The Small-Scale Solution
Now a new study out of the University of California–Berkeley reveals that there are better energy alternatives that could electrify rural villages in the river basin in a sustainable manner, and at a fraction of the current cost of the SCORE project.
More importantly, the study has the potential to become a powerful tool for rural villages to take charge of their own energy future and actively participate in the energy debate around them.
The UC Berkeley report, Kampung Capacity: Local Solutions for Sustainable Rural Energy in the Baram River Basin, was conducted by graduate student Rebekah Shirley with the director of the Renewable and Appropriate Energy Laboratory, Dr. Daniel Kammen. The researchers surveyed the energy options for three villages (or kampungs) along the Baram River, in collaboration with the Sabah-based group Land, Empowerment, Animals and People (LEAP) and Oregon-based group Green Empowerment.
The researchers found that the most feasible and least-cost options for these villages are locally managed small-scale hydropower projects, followed by biogas generators with batteries. In fact, Green Empowerment has already successfully installed small-scale hydro in a number of villages in Sarawak. These would replace the villages’ polluting diesel generators, would cost approximately 40% less (and have no recurring fuel costs), would give them uninterrupted power (unlike existing systems), and could be paid back in three years’ time.
Not only would these villages be saved from the social, economic, and environmental impacts that would accompany SCORE’s megadams, they would also receive cheap, clean electricity based on locally managed renewable resources. This in turn could lead to a score of other benefits including improved opportunities for education, greater social cohesion, and long-term local economic development.
According to the authors, expanding these benefits to all of rural Sarawak will require new policies, financing tools such as microfinance, and other institutional mechanisms that can support the implementation of these small-scale technologies across the country.

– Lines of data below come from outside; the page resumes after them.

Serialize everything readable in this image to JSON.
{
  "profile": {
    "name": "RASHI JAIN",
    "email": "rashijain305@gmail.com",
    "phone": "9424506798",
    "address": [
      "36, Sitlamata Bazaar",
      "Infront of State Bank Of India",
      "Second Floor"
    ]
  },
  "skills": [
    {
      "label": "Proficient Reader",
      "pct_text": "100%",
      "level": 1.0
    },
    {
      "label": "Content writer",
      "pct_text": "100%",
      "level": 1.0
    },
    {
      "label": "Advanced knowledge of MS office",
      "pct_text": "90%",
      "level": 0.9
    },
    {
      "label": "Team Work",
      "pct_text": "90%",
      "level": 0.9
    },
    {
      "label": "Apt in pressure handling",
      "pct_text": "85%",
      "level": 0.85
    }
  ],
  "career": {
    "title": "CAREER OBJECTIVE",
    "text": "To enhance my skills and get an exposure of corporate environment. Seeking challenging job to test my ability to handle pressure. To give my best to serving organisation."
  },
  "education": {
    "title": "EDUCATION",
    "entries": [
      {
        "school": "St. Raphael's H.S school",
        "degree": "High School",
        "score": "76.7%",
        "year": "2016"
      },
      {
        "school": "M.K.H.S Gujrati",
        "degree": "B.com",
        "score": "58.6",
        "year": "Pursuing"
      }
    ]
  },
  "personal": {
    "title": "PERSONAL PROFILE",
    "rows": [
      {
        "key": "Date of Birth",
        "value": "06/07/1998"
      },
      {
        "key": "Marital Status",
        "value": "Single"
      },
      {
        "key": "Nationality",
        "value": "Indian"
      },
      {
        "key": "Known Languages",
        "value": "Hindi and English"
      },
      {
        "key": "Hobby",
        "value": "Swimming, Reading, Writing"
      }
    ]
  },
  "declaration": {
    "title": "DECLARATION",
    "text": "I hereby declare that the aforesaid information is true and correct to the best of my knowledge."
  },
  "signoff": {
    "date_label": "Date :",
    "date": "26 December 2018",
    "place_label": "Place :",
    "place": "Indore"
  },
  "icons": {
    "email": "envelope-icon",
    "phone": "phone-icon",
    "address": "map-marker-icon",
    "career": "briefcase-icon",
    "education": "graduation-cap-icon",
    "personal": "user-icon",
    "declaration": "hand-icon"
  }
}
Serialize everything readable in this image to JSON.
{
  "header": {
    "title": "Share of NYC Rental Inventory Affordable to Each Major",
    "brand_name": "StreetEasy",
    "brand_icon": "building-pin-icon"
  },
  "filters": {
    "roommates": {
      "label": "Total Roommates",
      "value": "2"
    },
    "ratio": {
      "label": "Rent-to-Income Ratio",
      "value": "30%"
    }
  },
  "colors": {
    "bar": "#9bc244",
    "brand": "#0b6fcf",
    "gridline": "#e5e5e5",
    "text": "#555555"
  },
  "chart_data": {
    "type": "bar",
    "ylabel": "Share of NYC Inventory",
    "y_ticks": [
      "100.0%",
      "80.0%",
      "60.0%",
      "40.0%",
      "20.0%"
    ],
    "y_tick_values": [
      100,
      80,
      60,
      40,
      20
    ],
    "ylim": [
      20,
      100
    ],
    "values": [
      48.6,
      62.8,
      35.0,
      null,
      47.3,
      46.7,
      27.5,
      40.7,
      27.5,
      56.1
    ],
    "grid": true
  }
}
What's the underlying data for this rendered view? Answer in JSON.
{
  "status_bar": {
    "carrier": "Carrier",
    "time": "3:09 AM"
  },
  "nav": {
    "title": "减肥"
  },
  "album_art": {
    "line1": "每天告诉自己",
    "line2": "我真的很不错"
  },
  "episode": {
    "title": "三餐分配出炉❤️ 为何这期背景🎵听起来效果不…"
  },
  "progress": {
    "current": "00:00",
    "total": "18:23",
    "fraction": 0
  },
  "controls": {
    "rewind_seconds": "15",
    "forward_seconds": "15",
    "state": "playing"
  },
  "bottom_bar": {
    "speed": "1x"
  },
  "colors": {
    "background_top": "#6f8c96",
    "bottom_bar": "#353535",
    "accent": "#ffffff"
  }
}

But most of all, it will require public and political will to prioritize, as the authors put it, “empowering and strengthen[ing] indigenous life in East Malaysia.”
Unfortunately, Small is Beautiful is anathema to many politicians – not just in Sarawak. They would much prefer Big Bucks Mega Infrastructure Projects, which primarily benefit major corporate interests, rather than cheaper, financially and environmentally more sustainable and effective solutions for the people.